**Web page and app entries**

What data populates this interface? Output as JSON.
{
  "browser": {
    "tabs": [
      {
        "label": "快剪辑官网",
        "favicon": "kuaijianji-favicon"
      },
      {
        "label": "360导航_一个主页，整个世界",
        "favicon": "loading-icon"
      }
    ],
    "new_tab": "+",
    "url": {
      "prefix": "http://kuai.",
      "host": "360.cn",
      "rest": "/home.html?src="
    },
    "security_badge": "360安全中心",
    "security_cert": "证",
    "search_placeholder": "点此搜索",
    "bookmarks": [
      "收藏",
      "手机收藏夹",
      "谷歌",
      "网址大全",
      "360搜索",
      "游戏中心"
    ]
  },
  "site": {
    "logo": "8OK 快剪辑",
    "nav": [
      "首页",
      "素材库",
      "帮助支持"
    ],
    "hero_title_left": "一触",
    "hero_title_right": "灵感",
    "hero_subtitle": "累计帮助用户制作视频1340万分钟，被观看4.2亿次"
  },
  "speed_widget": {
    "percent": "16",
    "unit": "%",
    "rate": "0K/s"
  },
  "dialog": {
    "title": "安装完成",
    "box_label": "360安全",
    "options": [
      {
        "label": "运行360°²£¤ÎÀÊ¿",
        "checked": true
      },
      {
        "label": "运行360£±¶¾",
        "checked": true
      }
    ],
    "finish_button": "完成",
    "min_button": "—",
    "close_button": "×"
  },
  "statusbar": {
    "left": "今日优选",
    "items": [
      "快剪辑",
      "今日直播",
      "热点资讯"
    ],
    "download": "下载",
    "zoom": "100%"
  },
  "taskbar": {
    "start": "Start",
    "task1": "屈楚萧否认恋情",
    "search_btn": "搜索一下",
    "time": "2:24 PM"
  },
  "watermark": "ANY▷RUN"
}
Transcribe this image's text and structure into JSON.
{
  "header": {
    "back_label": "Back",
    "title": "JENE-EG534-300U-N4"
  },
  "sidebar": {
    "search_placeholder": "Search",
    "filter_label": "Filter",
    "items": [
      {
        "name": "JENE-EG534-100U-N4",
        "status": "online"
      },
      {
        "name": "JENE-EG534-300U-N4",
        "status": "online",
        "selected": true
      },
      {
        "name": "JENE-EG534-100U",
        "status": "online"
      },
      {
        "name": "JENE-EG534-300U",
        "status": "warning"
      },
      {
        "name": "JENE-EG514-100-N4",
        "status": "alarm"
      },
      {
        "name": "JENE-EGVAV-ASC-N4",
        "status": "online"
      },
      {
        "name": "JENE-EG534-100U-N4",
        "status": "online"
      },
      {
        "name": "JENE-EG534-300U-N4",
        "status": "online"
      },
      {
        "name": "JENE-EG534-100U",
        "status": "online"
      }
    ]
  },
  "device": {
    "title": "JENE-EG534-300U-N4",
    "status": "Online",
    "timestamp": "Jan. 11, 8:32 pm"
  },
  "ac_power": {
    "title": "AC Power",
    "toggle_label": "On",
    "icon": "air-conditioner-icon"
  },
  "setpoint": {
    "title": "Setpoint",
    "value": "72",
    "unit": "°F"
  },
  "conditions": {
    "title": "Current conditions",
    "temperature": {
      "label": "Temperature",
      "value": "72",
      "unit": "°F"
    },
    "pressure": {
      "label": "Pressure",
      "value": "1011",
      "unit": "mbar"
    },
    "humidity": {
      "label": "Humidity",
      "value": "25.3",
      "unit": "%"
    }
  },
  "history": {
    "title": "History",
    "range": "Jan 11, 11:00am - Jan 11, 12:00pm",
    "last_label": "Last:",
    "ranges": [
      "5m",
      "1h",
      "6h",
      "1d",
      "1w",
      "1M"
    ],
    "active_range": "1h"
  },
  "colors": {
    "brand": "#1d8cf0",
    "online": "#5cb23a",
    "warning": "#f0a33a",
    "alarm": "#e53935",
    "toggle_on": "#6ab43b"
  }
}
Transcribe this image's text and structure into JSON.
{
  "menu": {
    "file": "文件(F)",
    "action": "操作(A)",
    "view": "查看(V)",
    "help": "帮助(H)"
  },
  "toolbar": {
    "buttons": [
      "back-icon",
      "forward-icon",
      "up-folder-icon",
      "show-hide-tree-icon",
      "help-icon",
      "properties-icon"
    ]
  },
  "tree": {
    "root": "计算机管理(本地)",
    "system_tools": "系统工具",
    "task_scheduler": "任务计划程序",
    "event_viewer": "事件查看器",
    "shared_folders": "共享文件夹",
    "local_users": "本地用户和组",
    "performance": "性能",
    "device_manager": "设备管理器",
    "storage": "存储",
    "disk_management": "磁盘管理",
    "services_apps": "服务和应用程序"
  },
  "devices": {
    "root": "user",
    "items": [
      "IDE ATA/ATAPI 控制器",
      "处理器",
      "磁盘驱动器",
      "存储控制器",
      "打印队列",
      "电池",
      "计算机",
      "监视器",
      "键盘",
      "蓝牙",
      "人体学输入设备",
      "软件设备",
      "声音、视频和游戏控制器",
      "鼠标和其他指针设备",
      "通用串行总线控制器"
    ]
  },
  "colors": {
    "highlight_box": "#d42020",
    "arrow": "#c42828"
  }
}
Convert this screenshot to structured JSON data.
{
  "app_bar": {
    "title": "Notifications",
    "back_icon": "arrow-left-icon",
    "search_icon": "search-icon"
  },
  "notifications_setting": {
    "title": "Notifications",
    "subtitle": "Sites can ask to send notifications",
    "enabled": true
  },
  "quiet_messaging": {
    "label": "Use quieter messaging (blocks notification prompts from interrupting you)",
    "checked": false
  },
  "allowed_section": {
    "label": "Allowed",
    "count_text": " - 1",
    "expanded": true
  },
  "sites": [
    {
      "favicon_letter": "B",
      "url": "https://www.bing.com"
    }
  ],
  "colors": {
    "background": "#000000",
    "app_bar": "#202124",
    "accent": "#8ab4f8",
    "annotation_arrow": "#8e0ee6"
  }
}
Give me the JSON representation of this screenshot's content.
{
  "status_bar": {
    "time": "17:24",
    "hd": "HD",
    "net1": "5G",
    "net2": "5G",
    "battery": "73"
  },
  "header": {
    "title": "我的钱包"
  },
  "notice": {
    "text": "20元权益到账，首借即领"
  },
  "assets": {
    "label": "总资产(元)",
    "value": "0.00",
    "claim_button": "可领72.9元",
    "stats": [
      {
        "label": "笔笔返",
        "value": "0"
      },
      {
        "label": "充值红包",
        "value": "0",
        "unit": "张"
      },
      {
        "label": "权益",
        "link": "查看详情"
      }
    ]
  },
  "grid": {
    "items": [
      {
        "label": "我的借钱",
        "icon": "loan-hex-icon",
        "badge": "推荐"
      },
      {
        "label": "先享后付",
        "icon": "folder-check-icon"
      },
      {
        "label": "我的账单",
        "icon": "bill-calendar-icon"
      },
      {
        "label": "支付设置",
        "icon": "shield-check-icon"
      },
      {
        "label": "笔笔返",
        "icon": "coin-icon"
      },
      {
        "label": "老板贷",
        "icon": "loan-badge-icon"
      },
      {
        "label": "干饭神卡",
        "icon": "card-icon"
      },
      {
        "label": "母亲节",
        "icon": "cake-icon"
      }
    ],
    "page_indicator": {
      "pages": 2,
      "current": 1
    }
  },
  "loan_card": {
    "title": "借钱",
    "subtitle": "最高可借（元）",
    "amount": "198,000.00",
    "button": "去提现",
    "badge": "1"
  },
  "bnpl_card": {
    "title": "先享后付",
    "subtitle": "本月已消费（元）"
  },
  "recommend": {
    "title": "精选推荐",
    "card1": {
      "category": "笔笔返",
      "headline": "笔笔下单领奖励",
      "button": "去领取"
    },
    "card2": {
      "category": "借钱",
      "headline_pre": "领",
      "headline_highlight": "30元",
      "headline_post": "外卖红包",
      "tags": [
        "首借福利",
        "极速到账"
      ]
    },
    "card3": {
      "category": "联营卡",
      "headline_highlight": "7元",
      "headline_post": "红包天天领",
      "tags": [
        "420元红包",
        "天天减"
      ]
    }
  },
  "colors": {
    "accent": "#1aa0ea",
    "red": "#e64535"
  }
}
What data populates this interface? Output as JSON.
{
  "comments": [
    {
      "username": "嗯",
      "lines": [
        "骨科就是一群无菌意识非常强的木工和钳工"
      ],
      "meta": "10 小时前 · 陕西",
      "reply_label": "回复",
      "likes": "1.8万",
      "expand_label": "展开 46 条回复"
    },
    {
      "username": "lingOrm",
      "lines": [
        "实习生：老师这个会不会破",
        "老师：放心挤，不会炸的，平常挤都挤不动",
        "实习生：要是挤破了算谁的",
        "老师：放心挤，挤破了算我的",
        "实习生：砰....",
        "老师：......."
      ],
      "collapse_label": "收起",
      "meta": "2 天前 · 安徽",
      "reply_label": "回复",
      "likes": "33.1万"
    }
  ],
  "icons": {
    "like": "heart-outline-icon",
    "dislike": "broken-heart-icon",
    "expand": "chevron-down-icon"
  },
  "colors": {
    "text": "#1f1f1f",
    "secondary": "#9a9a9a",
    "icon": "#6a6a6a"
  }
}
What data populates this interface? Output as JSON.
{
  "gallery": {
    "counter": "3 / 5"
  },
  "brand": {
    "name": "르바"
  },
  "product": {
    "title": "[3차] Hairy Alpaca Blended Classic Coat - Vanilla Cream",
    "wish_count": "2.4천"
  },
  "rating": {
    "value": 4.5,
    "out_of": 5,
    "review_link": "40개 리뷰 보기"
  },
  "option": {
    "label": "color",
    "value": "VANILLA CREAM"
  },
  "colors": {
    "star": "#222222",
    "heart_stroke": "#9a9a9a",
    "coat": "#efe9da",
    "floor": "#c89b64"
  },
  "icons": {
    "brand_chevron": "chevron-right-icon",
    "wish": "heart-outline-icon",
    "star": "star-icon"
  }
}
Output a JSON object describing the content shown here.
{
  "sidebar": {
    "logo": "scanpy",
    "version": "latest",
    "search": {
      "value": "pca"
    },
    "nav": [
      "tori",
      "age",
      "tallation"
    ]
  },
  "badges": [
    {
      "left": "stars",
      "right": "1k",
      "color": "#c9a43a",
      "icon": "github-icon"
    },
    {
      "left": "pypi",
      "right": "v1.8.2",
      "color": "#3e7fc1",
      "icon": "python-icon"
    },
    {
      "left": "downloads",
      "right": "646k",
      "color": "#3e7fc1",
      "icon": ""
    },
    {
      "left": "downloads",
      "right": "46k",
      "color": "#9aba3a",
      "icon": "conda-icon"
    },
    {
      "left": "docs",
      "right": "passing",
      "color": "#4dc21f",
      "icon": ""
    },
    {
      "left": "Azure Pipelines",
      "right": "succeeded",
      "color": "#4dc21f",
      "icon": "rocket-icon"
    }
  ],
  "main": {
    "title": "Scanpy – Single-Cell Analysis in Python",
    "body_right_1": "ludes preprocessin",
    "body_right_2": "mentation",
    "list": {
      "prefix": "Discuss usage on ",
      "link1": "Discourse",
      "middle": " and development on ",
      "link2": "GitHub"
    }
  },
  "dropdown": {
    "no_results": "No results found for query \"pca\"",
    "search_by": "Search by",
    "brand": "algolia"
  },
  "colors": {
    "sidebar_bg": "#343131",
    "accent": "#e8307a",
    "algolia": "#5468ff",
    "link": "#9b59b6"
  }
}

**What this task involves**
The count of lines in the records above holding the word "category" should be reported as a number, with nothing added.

**Output of the task**
3